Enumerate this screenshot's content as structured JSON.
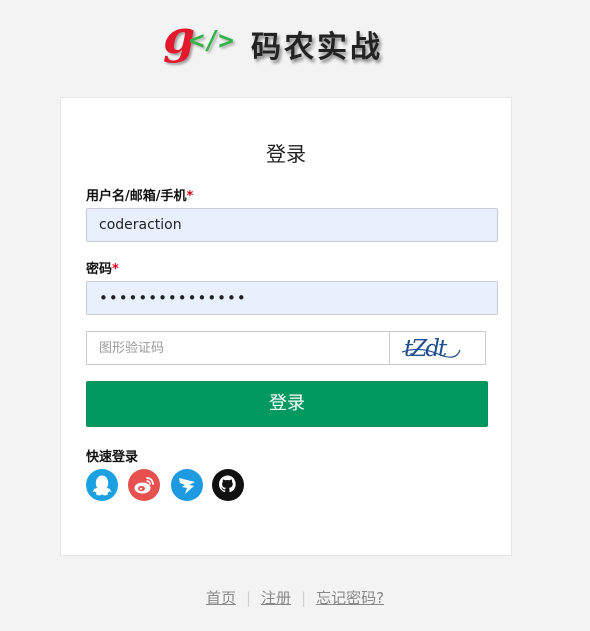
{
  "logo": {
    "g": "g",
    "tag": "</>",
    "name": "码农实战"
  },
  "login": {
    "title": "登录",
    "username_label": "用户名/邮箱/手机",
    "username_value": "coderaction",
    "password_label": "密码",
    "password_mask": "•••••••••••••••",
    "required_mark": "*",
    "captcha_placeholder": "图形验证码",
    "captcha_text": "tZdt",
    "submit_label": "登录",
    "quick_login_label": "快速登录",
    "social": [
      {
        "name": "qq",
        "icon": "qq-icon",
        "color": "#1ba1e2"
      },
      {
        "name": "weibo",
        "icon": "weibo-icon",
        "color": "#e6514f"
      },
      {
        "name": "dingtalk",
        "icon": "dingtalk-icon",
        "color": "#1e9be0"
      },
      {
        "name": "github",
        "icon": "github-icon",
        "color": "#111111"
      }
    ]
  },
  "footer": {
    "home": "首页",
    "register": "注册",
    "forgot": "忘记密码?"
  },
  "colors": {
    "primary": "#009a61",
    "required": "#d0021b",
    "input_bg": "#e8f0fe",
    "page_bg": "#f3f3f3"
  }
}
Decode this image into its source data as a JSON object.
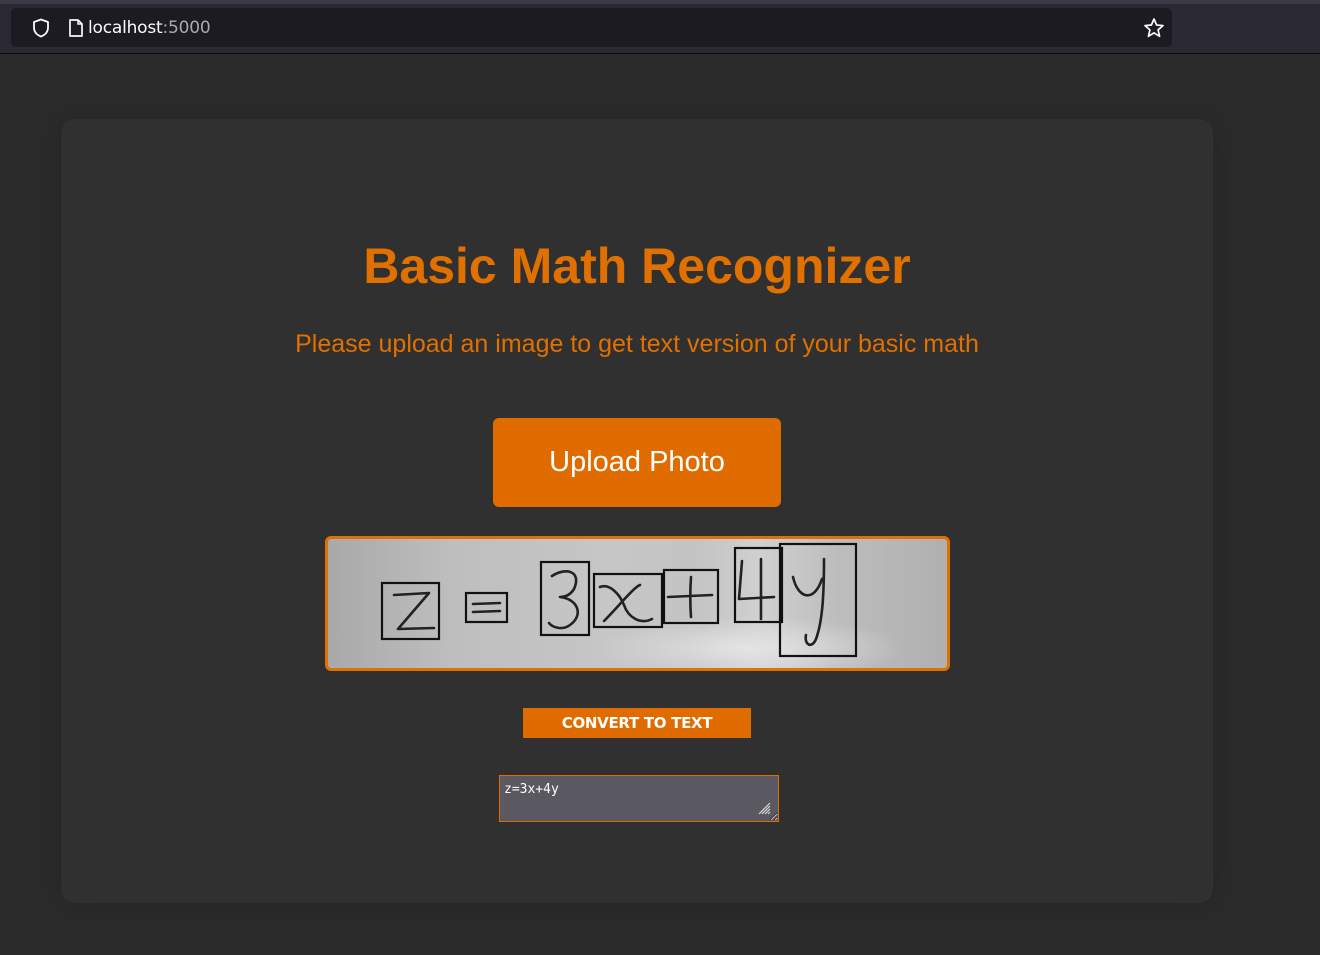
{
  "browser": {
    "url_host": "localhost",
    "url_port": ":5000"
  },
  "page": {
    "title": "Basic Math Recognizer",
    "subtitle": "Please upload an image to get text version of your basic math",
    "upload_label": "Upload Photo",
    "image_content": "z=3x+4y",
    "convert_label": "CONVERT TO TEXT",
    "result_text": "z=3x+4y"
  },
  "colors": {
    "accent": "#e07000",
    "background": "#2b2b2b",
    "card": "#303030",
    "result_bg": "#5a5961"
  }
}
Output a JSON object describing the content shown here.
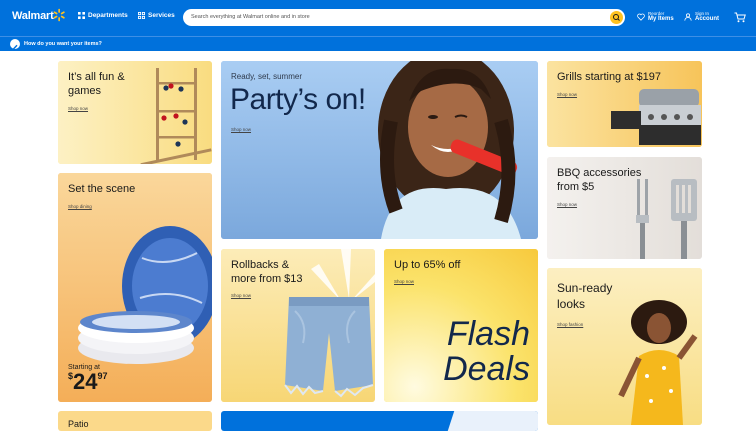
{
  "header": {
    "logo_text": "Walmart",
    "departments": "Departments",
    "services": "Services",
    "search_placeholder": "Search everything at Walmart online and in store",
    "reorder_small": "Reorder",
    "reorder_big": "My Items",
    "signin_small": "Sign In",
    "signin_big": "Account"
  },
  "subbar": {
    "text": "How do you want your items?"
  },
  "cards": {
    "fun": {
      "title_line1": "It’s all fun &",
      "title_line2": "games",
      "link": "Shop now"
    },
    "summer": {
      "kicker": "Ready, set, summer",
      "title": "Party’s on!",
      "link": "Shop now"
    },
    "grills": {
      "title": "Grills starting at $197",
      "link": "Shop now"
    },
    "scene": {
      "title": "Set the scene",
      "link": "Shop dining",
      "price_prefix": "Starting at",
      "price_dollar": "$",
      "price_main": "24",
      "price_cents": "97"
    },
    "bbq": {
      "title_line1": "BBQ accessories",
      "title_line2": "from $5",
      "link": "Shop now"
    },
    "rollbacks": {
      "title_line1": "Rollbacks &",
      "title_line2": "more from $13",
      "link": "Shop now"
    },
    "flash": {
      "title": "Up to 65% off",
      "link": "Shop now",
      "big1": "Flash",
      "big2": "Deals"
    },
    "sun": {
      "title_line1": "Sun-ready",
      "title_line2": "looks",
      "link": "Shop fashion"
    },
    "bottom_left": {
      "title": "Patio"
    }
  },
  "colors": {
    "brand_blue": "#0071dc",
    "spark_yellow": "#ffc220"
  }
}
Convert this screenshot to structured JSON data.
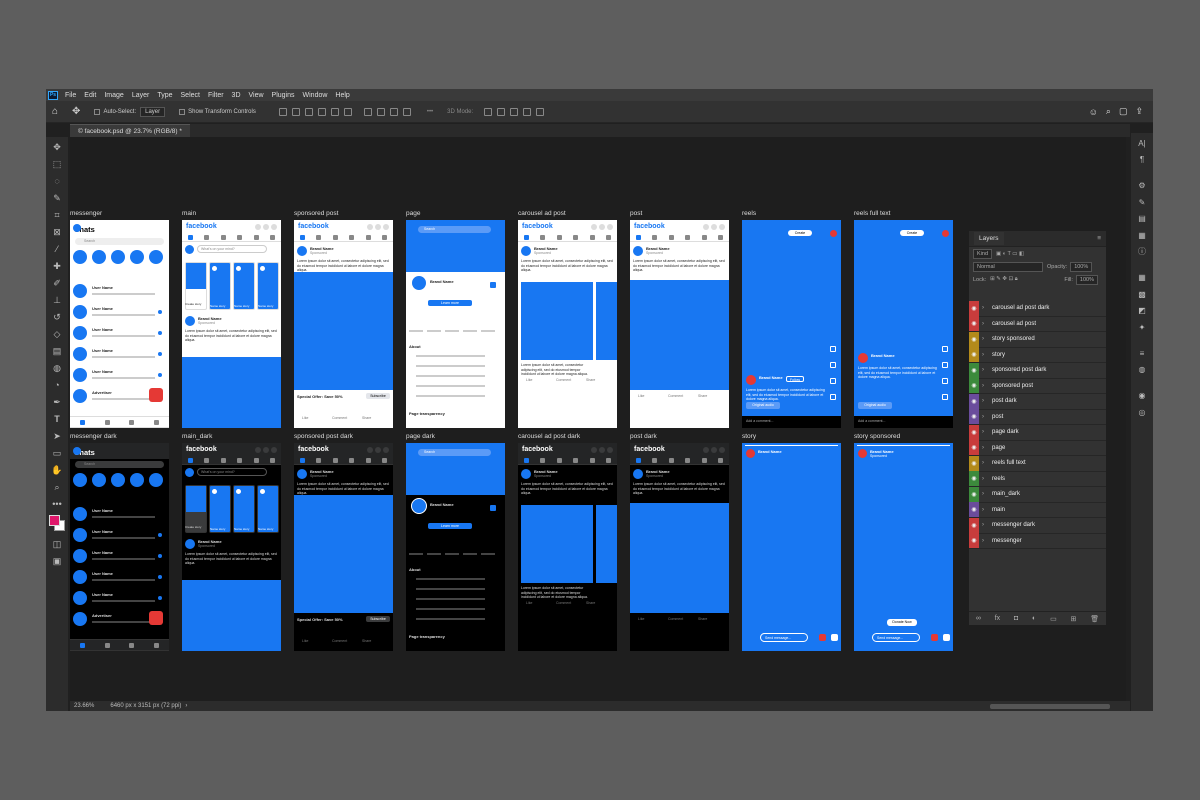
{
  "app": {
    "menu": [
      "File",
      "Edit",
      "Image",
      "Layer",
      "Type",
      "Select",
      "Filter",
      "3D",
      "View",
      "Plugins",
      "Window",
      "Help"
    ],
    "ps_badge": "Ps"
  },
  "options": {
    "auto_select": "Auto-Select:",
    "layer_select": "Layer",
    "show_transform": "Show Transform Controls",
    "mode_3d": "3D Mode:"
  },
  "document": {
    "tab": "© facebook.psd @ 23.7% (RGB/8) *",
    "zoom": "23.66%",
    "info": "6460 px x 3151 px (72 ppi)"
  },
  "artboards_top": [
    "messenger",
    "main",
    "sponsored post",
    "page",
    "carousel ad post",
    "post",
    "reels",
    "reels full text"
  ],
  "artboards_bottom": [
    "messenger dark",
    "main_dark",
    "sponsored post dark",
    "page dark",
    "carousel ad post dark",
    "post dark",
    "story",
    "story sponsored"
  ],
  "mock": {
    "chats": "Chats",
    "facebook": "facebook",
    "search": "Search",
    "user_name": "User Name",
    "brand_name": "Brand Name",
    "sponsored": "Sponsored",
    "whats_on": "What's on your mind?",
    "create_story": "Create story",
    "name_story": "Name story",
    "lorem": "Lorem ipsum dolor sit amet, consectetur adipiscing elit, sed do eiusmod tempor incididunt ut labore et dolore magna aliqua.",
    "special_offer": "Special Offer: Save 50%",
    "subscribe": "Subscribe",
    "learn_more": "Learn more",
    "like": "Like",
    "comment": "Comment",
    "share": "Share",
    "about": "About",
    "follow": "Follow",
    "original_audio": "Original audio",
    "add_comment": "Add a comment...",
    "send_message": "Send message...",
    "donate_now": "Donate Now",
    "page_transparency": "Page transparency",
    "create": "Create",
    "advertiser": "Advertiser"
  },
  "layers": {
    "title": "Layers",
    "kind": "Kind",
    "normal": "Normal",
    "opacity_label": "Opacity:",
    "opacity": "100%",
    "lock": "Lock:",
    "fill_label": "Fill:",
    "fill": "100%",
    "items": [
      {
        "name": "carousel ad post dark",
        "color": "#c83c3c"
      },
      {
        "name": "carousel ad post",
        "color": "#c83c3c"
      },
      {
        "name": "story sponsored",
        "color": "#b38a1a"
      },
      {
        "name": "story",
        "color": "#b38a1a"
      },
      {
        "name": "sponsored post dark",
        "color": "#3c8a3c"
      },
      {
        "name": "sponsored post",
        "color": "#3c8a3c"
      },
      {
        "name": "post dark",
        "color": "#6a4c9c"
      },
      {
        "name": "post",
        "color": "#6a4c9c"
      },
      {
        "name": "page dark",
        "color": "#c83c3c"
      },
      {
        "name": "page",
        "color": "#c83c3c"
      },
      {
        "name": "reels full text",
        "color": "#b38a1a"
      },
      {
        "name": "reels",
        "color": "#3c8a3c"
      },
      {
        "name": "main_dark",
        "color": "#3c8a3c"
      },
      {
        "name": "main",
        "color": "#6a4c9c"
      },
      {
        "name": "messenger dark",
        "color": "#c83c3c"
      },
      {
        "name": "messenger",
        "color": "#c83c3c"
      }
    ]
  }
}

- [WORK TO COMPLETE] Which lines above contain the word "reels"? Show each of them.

- [ANSWER BELOW]
    "reels",
    "reels full text"
        "name": "reels full text",
        "name": "reels",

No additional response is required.